**Work to complete**
Copy, in full, each line of the material that holds the word "place".

**Materials provided**
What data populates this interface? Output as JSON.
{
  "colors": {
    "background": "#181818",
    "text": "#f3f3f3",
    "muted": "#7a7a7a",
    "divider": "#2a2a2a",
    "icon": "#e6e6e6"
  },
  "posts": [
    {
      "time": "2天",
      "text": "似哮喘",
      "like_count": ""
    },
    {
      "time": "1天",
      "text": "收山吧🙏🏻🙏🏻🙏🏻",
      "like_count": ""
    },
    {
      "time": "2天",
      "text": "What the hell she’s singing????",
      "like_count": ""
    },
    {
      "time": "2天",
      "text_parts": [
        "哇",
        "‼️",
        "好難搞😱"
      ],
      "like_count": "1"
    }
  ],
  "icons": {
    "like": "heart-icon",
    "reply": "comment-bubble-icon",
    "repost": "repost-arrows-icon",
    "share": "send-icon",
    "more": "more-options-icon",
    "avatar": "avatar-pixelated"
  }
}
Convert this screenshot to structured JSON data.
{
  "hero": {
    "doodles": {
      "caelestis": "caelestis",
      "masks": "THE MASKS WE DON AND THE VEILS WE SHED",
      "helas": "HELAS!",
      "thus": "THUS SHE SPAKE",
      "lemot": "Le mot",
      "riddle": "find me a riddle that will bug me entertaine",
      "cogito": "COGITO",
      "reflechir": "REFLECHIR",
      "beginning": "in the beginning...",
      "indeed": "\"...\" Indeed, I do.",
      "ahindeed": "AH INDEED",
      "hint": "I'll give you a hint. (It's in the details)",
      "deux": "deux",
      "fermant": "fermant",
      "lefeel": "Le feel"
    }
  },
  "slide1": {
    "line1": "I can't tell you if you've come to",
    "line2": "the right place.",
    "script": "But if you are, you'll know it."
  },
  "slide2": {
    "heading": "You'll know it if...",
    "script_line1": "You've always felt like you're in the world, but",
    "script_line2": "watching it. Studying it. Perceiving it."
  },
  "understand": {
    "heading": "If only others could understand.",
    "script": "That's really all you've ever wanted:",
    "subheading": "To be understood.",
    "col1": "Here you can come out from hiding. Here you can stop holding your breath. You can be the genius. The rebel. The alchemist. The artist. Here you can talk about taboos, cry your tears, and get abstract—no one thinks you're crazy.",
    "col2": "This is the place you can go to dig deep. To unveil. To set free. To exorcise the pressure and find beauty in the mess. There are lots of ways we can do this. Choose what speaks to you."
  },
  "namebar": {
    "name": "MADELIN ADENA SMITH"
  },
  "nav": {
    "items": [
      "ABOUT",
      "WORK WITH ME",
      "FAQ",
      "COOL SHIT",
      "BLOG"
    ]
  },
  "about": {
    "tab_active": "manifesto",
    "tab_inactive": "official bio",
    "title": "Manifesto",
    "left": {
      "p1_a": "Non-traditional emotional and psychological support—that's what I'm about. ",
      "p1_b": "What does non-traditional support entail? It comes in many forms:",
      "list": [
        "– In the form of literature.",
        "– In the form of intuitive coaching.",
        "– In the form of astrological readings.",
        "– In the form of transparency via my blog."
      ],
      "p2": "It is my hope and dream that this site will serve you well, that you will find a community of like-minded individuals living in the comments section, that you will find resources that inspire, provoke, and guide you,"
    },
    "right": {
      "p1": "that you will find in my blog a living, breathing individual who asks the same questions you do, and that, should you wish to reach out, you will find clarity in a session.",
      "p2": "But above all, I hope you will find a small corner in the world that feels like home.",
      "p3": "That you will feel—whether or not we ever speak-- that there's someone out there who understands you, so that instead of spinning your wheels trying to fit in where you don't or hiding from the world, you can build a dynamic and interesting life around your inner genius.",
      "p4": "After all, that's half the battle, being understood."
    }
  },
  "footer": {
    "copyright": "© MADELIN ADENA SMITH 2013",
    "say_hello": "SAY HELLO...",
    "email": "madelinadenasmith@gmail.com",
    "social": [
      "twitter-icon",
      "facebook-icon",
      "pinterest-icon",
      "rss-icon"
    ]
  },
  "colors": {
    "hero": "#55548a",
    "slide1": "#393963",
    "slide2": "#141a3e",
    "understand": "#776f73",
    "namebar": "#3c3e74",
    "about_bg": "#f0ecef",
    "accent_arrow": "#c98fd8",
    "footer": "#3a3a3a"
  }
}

**Task output**
    "line2": "the right place.",
    "col2": "This is the place you can go to dig deep. To unveil. To set free. To exorcise the pressure and find beauty in the mess. There are lots of ways we can do this. Choose what speaks to you."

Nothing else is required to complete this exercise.